Fenelon Falls is a village in Ontario, Canada, part of the city of Kawartha Lakes. Nicknamed the "Jewel of the Kawarthas," it has a population of 1,800 permanent inhabitants, which swells in the summer due to tourism and cottaging. Fenelon Falls is home to lock 34 on the Trent-Severn Waterway between Sturgeon Lake and Cameron Lake. It is primarily a tourist town and therefore is most active during the summer season. The main street of Fenelon Falls is called Colborne Street.
The eponymous falls are hidden from plain view, because the main road crosses over the river just upstream; however, the falls are easily viewed from a nearby restaurant or from a path on the north band of the Fenelon River. The falls powers an hydro-electric dam, which diverts some of the falls' flow.
Fenelon Falls, originally named Cameron's Falls, was renamed after the township, which was named after François de Salignac de La Mothe-Fénelon (1641-1715, not to be confused with his more famous half-brother of the same name), who founded a mission on the Bay of Quinté.
The village of Fenelon Falls was incorporated in 1874. In 1876, the Victoria Railway reached Fenelon Falls. This line was taken over by the Midland Railway of Canada circa 1880, then absorbed into the Grand Trunk Railway (GTR) in 1893. In 1885, construction of the lock between Cameron and Sturgeon lake began. In 1923, CN took over the former GTR, operating the line until the burning of McLaren's Creek bridge near Lindsay in 1980 cut off the north end of the Haliburton Subdivision. In 1983, the line was abandoned with the track being removed by 1984. The line eventually became a public multi-use trail.
The Fenelon Falls Museum, open seasonally from May through October, is housed in the 1837 squared-timber home of James Wallis.
The primary source for basic documents (vital statistics, land records, wills) for people who lived in the Province of Ontario is the Archives of Ontario, 134 Ian Macdonald Blvd, Toronto, Ontario, Canada M7A 2C5.
Civil registration did not begin in the province until 1869. Before then there may be church records of baptisms and burials. For the most part these are still held by the denomination who recorded them. Copies of marriage records made pre-1869 had to be sent by individual clergymen to the registrar of the county in which the marriage took place. These marriage records are available through Ontario Archives, on micorfilm through LDS libraries, and on paid and unpaid websites, but because they were copied at the registrars' offices, they cannot be considered a primary source.

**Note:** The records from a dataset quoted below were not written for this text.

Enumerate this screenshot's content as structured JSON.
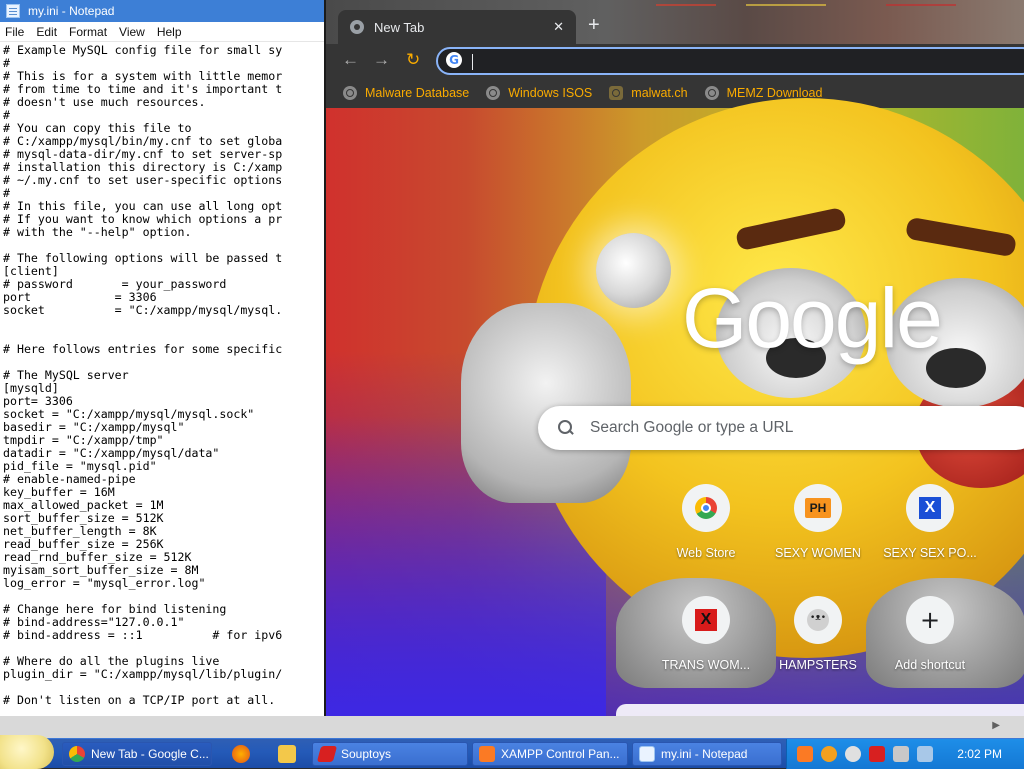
{
  "notepad": {
    "title": "my.ini - Notepad",
    "menu": [
      "File",
      "Edit",
      "Format",
      "View",
      "Help"
    ],
    "content": [
      "# Example MySQL config file for small sy",
      "#",
      "# This is for a system with little memor",
      "# from time to time and it's important t",
      "# doesn't use much resources.",
      "#",
      "# You can copy this file to",
      "# C:/xampp/mysql/bin/my.cnf to set globa",
      "# mysql-data-dir/my.cnf to set server-sp",
      "# installation this directory is C:/xamp",
      "# ~/.my.cnf to set user-specific options",
      "#",
      "# In this file, you can use all long opt",
      "# If you want to know which options a pr",
      "# with the \"--help\" option.",
      "",
      "# The following options will be passed t",
      "[client]",
      "# password       = your_password",
      "port            = 3306",
      "socket          = \"C:/xampp/mysql/mysql.",
      "",
      "",
      "# Here follows entries for some specific",
      "",
      "# The MySQL server",
      "[mysqld]",
      "port= 3306",
      "socket = \"C:/xampp/mysql/mysql.sock\"",
      "basedir = \"C:/xampp/mysql\"",
      "tmpdir = \"C:/xampp/tmp\"",
      "datadir = \"C:/xampp/mysql/data\"",
      "pid_file = \"mysql.pid\"",
      "# enable-named-pipe",
      "key_buffer = 16M",
      "max_allowed_packet = 1M",
      "sort_buffer_size = 512K",
      "net_buffer_length = 8K",
      "read_buffer_size = 256K",
      "read_rnd_buffer_size = 512K",
      "myisam_sort_buffer_size = 8M",
      "log_error = \"mysql_error.log\"",
      "",
      "# Change here for bind listening",
      "# bind-address=\"127.0.0.1\"",
      "# bind-address = ::1          # for ipv6",
      "",
      "# Where do all the plugins live",
      "plugin_dir = \"C:/xampp/mysql/lib/plugin/",
      "",
      "# Don't listen on a TCP/IP port at all."
    ]
  },
  "chrome": {
    "tab_title": "New Tab",
    "tab_close": "✕",
    "new_tab": "+",
    "nav": {
      "back": "←",
      "forward": "→",
      "reload": "↻"
    },
    "omnibox_icon": "G",
    "bookmarks": [
      {
        "label": "Malware Database",
        "icon": "globe-icon"
      },
      {
        "label": "Windows ISOS",
        "icon": "globe-icon"
      },
      {
        "label": "malwat.ch",
        "icon": "person-icon"
      },
      {
        "label": "MEMZ Download",
        "icon": "globe-icon"
      }
    ],
    "logo": "Google",
    "search_placeholder": "Search Google or type a URL",
    "shortcuts": [
      {
        "label": "Web Store",
        "icon": "webstore-icon"
      },
      {
        "label": "SEXY WOMEN",
        "icon": "ph-icon",
        "badge": "PH"
      },
      {
        "label": "SEXY SEX PO...",
        "icon": "x-icon",
        "badge": "X"
      },
      {
        "label": "TRANS WOM...",
        "icon": "x-icon",
        "badge": "X"
      },
      {
        "label": "HAMPSTERS",
        "icon": "hamster-icon"
      },
      {
        "label": "Add shortcut",
        "icon": "plus-icon",
        "badge": "+"
      }
    ]
  },
  "taskbar": {
    "buttons": [
      {
        "label": "New Tab - Google C...",
        "active": true
      },
      {
        "label": "Souptoys",
        "active": false
      },
      {
        "label": "XAMPP Control Pan...",
        "active": false
      },
      {
        "label": "my.ini - Notepad",
        "active": false
      }
    ],
    "clock": "2:02 PM"
  },
  "colors": {
    "bookmark_text": "#f9ab00",
    "taskbar": "#245ab8",
    "tray": "#1478d4",
    "omnibox_border": "#8ab4f8"
  }
}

Vital Records after 1869
Birth, marriage and death registrations are not open to the public until a specific number of years after the event occurred. Births to 1914 are now available [October 2012]; dates for marriages and deaths are later. Birth and death registration was not universally carried out in the early years after its adoption. Deaths were more apt to be reported than births for several years. The more rural the area, the less likely it would be that these happenings were reported to the authorities.
Land Records and Wills
Information on how to access land records and wills is best sought on the Archives of Ontario website. An ancestor's land holding might be found on Canadian County Atlas Digital Project if he was in occupancy circa 1878.
Association for the Preservation of Ontario Land Registry Office Documents (APOLROD). A list of Land Registry Offices for all Counties of Ontario.
The original censuses are in the hands of Library and Archives Canada. All of the original census (1851-1911) images are online with the exception of that for 1861. Not all of them are indexed. Later censuses are not yet available. Census divisions were redrawn as the population increased and more land was inhabited.
E-books and Books
Some websites with more local information on Victoria County